What the task requires: As the answer, give every line of the records that includes the word "access".
======== Record extracts
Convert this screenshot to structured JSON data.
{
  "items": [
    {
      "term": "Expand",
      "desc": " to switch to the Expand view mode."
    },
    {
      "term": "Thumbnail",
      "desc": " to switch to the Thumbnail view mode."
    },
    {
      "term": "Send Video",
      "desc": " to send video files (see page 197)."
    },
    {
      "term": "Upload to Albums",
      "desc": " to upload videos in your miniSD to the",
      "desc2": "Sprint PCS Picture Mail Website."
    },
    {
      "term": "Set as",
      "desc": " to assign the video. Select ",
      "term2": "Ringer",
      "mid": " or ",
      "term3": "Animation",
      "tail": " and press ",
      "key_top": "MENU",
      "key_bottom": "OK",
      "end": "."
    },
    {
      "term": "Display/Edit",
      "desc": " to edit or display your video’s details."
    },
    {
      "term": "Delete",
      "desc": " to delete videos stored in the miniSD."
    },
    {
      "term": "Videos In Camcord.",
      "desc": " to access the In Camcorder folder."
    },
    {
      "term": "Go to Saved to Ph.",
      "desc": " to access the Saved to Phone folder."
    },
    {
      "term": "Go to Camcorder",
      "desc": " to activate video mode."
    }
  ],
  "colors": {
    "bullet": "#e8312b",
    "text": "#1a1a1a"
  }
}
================
Output for this task:
      "desc": " to access the In Camcorder folder."
      "desc": " to access the Saved to Phone folder."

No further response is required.